ClientEarth has secured another important win in the European Court, this time in connection with access to environmental information.
Back in 2014 ClientEarth asked the European Commission to disclose (i) an impact assessment report for a proposed binding instrument setting a strategic framework for risk-based inspection and surveillance in relation to EU environmental legislation and an opinion of the Impact Assessment Board and (ii) a draft impact assessment report relating to access to justice in environmental matters at Member State level in the field of EU environmental policy and an opinion of the Impact Assessment Board.
ClientEarth relied in particular on Regulation (EC) No 1049/2001 of the European Parliament and of the Council of 30 May 2001 regarding public access to European Parliament, Council and Commission documents. Recitals 1, 2 and 6 of the Regulation explain that:
‘(1) The second subparagraph of Article 1 of the Treaty on European Union enshrines the concept of openness, stating that the Treaty marks a new stage in the process of creating an ever closer union among the peoples of Europe, in which decisions are taken as openly as possible and as closely as possible to the citizen.

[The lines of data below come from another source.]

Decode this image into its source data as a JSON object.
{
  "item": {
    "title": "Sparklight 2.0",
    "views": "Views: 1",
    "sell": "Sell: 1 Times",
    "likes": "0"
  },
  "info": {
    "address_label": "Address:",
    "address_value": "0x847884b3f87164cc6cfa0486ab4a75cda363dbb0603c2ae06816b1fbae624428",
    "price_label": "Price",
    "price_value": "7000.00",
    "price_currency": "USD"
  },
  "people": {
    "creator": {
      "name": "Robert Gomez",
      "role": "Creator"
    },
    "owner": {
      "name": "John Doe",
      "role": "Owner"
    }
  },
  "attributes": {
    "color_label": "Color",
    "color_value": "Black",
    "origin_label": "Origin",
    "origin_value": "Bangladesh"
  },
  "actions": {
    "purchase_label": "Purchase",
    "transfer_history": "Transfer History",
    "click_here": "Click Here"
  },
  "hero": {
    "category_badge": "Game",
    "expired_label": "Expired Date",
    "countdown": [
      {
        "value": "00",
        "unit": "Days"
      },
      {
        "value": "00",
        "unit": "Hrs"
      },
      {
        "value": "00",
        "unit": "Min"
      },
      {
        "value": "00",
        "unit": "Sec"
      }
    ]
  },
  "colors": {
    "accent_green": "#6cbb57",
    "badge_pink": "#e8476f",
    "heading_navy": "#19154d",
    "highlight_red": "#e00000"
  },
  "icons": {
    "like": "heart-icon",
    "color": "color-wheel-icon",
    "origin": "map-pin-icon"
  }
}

(2) Openness enables citizens to participate more closely in the decision-making process and guarantees that the administration enjoys greater legitimacy and is more effective and more accountable to the citizen in a democratic system. Openness contributes to strengthening the principles of democracy and respect for fundamental rights as laid down in Article 6 of the EU Treaty and in the Charter of Fundamental Rights of the European Union.
(6) Wider access should be granted to documents in cases where the institutions are acting in their legislative capacity …, while at the same time preserving the effectiveness of the institutions’ decision-making process. Such documents should be made directly accessible to the greatest possible extent.’
Article 1 of the Regulation states:
‘The purpose of this Regulation is:
(a) to define the principles, conditions and limits on grounds of public or private interest governing the right of access to European Parliament, Council and Commission … documents … in such a way as to ensure the widest possible access to documents,
Article 4 establishes ‘Exceptions’, with paragraph (3) providing that:
‘Access to a document, drawn up by an institution for internal use or received by an institution, which relates to a matter where the decision has not been taken by the institution, shall be refused if disclosure of the document would seriously undermine the institution’s decision-making process, unless there is an overriding public interest in disclosure.
The Commission refused to disclose the information, relying on Article 4(3), contending (inter alia) that those documents related to ongoing impact assessments carried out with a view to the adoption of legislative initiatives relating to inspections and surveillance in respect of environmental matters, on the one hand, and access to justice in such matters, on the other. The Commission contended that, in that regard, that impact assessments were intended to help it in preparing its legislative proposals and that the content of those assessments were used to support the policy choices made in such proposals. Therefore, according to the Commission, the disclosure, at that stage, of the documents at issue would seriously undermine its ongoing decision-making processes.
ClientEarth applied to the Grand Court, asking it to annul the Commission’s decisions. The Court refused to do so, upholding the Commission’s decision to refuse disclosure.
In a judgement that repays careful reading the European Court has held that the Grand Court had misdirected itself in holding that the Commission was entitled to presume that, for as long as it had not made a decision regarding a potential proposal, disclosure of documents drawn up in the context of an impact assessment could, in principle, seriously undermine its ongoing decision-making process for developing such a proposal, regardless of the nature, legislative or otherwise, of the proposal envisaged and the fact that the documents concerned contained environmental. Further, the Court held that the Commission was wrong to have refused to disclose the documents without undertaking a specific assessment in relation to each document, and had otherwise failed to provide an adequate justification for non-disclosure.
A copy of the Court’s judgement can be found here.